Your mental health is our priority. Our offices are closed through Sunday, Jan. 2, but support is still available. Call (844) THERAPY or email [email protected].
July 29, 2022

Build Your Profile: Tips for an Effective Provider Profile

Featured Articles

Join our Network
5
min read

First impressions are everything. One of the first things that a client sees when they’re looking for a provider is the provider’s profile. Is the profile interesting? Does it give relevant information about licensure, experience, and background? Does it tell the client enough about the provider so the client can make a decision about whether the provider is a good fit for them? 

What’s in a profile?

A well-developed profile and bio are key to attracting new clients. Here’s what a client will usually see in your profile:

  • Your photo
  • Your preferred name
  • License type
  • Full bio
  • Specialties
  • Your public phone number and email for contact

Your bio provides clients an opportunity to see if you’re a good fit for their needs and how you can help them. That's why it’s important to write a bio that informs potential clients on your therapeutic philosophy, background, and specialties to ensure that you are a good match for the client. You can find do's and don'ts and recommended structural guidelines and examples below for your bio and profile.

Do’s and don’ts for creating your profile

Do: Use your bio to engage prospective new clients. Address what clients want to know most — how their experience with you will look, your treatment approach, and how you can help them.

Do: Upload a high-quality photo to best represent yourself to clients. Make sure your whole face is captured in the image and the photo is high-resolution, unfiltered, recent, and professional. Your profile photo is the face of your independent practice, and your first opportunity to build trust with clients. Put your best impression forward.

Do: Make sure you highlight your top specialties. Your specialties demonstrate where your expertise and passions lie and help give clients an idea of who you are.

Do: Include your licensure and education. This establishes your credibility as a licensed mental health professional. 
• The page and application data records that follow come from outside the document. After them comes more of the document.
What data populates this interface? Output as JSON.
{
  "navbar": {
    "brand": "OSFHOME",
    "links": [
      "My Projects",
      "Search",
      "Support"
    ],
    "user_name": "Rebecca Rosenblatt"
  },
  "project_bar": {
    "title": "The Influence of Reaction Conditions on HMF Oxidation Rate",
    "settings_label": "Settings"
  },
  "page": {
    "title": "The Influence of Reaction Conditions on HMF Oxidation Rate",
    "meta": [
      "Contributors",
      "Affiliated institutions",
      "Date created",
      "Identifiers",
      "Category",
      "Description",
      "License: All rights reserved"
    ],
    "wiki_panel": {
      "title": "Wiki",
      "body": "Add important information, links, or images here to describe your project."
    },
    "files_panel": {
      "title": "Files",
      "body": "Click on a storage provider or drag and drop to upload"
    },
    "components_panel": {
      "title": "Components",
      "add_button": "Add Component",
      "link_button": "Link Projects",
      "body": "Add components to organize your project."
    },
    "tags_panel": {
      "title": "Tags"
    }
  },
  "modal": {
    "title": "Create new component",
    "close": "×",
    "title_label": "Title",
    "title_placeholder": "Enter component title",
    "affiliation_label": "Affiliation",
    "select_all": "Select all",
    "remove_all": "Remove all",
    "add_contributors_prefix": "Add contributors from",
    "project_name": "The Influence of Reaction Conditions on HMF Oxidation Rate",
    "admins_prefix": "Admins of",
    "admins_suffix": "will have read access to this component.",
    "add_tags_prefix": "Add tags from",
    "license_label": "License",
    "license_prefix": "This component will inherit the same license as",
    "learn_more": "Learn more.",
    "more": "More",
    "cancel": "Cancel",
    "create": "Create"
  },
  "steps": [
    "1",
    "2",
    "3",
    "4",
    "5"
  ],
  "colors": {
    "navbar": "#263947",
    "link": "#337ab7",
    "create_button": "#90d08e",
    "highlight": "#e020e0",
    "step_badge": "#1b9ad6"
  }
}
Don’t: Use your personal social accounts as they don’t have the features that your practice needs. Neither do creator accounts. Your provider profile is your professional face. So choose a business account that allows you to best promote yourself and your practice online.

Examples of bios you can use

Here are a few examples of bios that you can use to create your own. 

Mini bio: An opening sentence that will draw a new client to the rest of your profile and answers the client question, "how can you help me?".

Ex: I focus on adults, using cognitive therapy to help my clients think about the issues they’re facing from a different lens.

Full bio: Use the structure outlined below to guide you through writing your full bio. 

One-third philosophy: This is your approach to providing mental health care.

One-third background: Include your education, credentials, length of mental health care working experience, etc.

One-third specialties: Indicate the types of clients you primarily work with or mention if you work with all types.

Example bio:

"Life can be extremely difficult to navigate at times, especially when going through major life transitions. These things can greatly impact our well-being, especially if we do not have the proper tools to work through them. It can seem impossible to deal with these life stressors and escape from the overwhelming feelings that accompany them. I can help guide your mental health journey and together we can learn how to manage the challenges life throws at you.

In 2010, I graduated from the University of Denver with a Master’s Degree in Clinical Psychology. Now, as a licensed professional counselor (LPC), I have been working in individual practice for five years. I primarily work with clients experiencing depression, eating disorders, and PTSD. Prior to individual practice, I worked for the U.S. Department of Veterans Affairs helping many veterans work through their PTSD, in addition to a behavioral health center for both men and women struggling with eating disorders.

I focus on adults, using cognitive therapy to help my clients think about the issues they’re facing from a different lens. By changing the way you think, you can feel empowered to enact great change in your life. I will always vow to work towards developing a trusting relationship in which you feel heard. Together, we can break down the seemingly insurmountable barriers you feel in your life."

Reviewed By

**Disclaimer: This document is intended for educational purposes only. Please check with your legal counsel or state licensing board for specific requirements.

SonderMind Inc.© 2022

See how partnering with SonderMind can redesign your practice.

Learn More